(RECORDS SHOWN)
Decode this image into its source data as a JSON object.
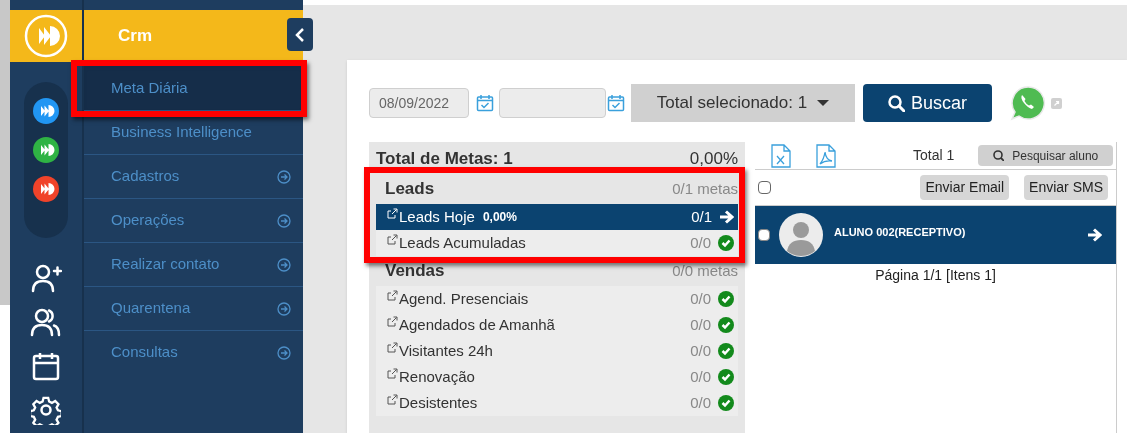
{
  "rail": {
    "apps": [
      {
        "color": "#2196f3"
      },
      {
        "color": "#2fb344"
      },
      {
        "color": "#f0432a"
      }
    ]
  },
  "menu": {
    "title": "Crm",
    "items": [
      {
        "label": "Meta Diária",
        "kind": "link",
        "selected": true,
        "highlighted": true
      },
      {
        "label": "Business Intelligence",
        "kind": "link",
        "selected": false,
        "highlighted": false
      },
      {
        "label": "Cadastros",
        "kind": "submenu",
        "selected": false,
        "highlighted": false
      },
      {
        "label": "Operações",
        "kind": "submenu",
        "selected": false,
        "highlighted": false
      },
      {
        "label": "Realizar contato",
        "kind": "submenu",
        "selected": false,
        "highlighted": false
      },
      {
        "label": "Quarentena",
        "kind": "submenu",
        "selected": false,
        "highlighted": false
      },
      {
        "label": "Consultas",
        "kind": "submenu",
        "selected": false,
        "highlighted": false
      }
    ]
  },
  "filters": {
    "date_from": "08/09/2022",
    "select": "Total selecionado: 1",
    "search_button": "Buscar"
  },
  "goals": {
    "title": "Total de Metas: 1",
    "percent": "0,00%",
    "groups": [
      {
        "name": "Leads",
        "count": "0/1 metas",
        "highlighted": true,
        "items": [
          {
            "label": "Leads Hoje",
            "percent": "0,00%",
            "count": "0/1",
            "selected": true,
            "done": false
          },
          {
            "label": "Leads Acumuladas",
            "count": "0/0",
            "selected": false,
            "done": true
          }
        ]
      },
      {
        "name": "Vendas",
        "count": "0/0 metas",
        "highlighted": false,
        "items": [
          {
            "label": "Agend. Presenciais",
            "count": "0/0",
            "selected": false,
            "done": true
          },
          {
            "label": "Agendados de Amanhã",
            "count": "0/0",
            "selected": false,
            "done": true
          },
          {
            "label": "Visitantes 24h",
            "count": "0/0",
            "selected": false,
            "done": true
          },
          {
            "label": "Renovação",
            "count": "0/0",
            "selected": false,
            "done": true
          },
          {
            "label": "Desistentes",
            "count": "0/0",
            "selected": false,
            "done": true
          }
        ]
      }
    ]
  },
  "results": {
    "total": "Total 1",
    "search": "Pesquisar aluno",
    "all_checked": false,
    "actions": [
      "Enviar Email",
      "Enviar SMS"
    ],
    "students": [
      {
        "name": "ALUNO 002(RECEPTIVO)",
        "selected": true,
        "checked": false
      }
    ],
    "pagination": "Página 1/1 [Itens 1]"
  }
}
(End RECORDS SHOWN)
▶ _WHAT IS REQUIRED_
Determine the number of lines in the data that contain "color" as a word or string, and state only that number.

▶ _TASK RESPONSE_
3